BEIJING (Reuters) – Factory activity in China shrank in August for the fourth month in a row as the United States ramped up trade pressure and domestic demand remained sluggish, pointing to a further slowdown in the world’s second-largest economy.
FILE PHOTO: A worker welds automobile parts at a workshop manufacturing automobile accessories in Huaibei, Anhui province, China June 28, 2019. REUTERS/Stringer
Persistent weakness in China’s vast manufacturing sector could fuel expectations that Beijing needs to roll out stimulus more quickly, and more aggressively, to weather the biggest downturn in decades.
The Purchasing Managers’ Index (PMI) fell to 49.5 in August, China’s National Bureau of Statistics said on Saturday, versus 49.7 in July, below the 50-point mark that separates growth from contraction on a monthly basis.
A Reuters poll showed analysts expected the August PMI to stay unchanged from the previous month.
The official factory gauge showed growing trade frictions with the United States and cooling global demand continued to wreak havoc on China’s exporters.
Export orders fell for the 15th straight month in August, although at a slower pace, with the sub-index picking up to 47.2 from July’s 46.9.
Total new orders – from home and abroad – also continued to fall, indicating domestic demand remains soft, despite a flurry of growth-boosting measures over the past year.
Manufacturers in consumption-oriented industries such as the auto sector have been especially vulnerable. Carmakers such as Geely (0175.HK) and Great Wall (601633.SS) have slashed expectations for sales and profits.
The data showed activity at medium and small-sized firms contracted, even as large manufacturers, many backed by the government, managed to expand in August.
Factories continued to shed jobs in August amid the uncertain business outlook. The employment sub-index dropped to 46.9, compared with 47.1 in July.
August saw dramatic escalations in the bitter year-long Sino-U.S. trade row, with President Donald Trump announcing early in the month that he would impose new tariffs on Chinese goods from Sept. 1, and China letting its yuan currency sharply weaken days later.
After Beijing hit back with retaliatory tariffs, Trump said existing levies would also be raised in coming months. The combined moves now effectively cover all of China’s exports to the United States.
Both sides indicated this week that they are discussing another round of face-to-face negotiations next month, raising hopes there is still room for a de-escalation.
Trump said on Monday that China wants to reach a deal “very badly”, citing what he described as increasing economic pressure on Beijing and job losses.

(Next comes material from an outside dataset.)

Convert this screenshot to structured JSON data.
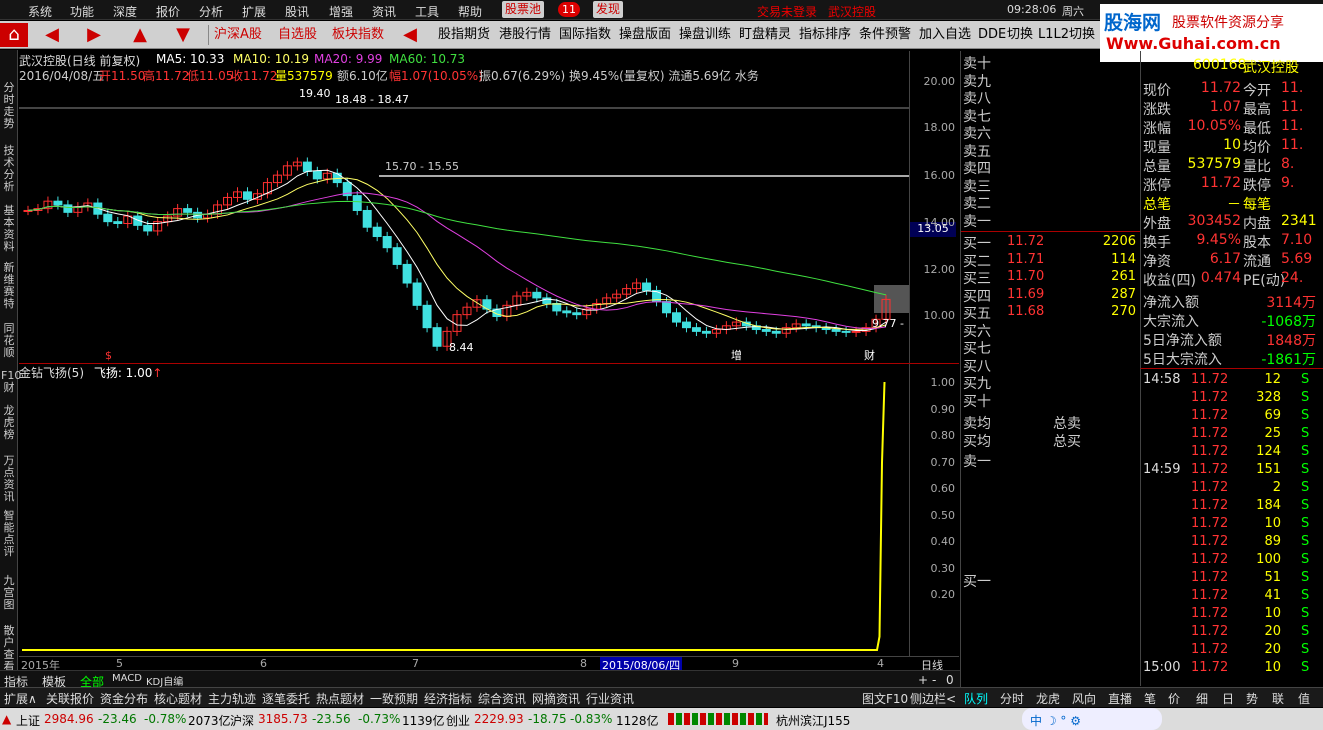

But most analysts are highly doubtful of an end to the dispute any time soon, and some have recently cut growth forecasts for China in coming quarters.
Growth in China’s services sector activity picked up for the first time in five months in August, with the official numbers from a separate business survey rising to 53.8 from 53.7 in August.
Beijing has been relying on a strong services sector to cushion some of the economic impact from trade uncertainties and sluggish manufacturing activities.
However, despite the higher overall figure, activity in the property industry contracted, the statistics bureau said in a statement.
The services sector has been propped up by Chinese consumers’ rising wages and robust spending power in recent years. However, the sector softened late last year amid a broader slowdown.
Reporting by Roxanne Liu and Dominique Patton; Editing by Clarence Fernandez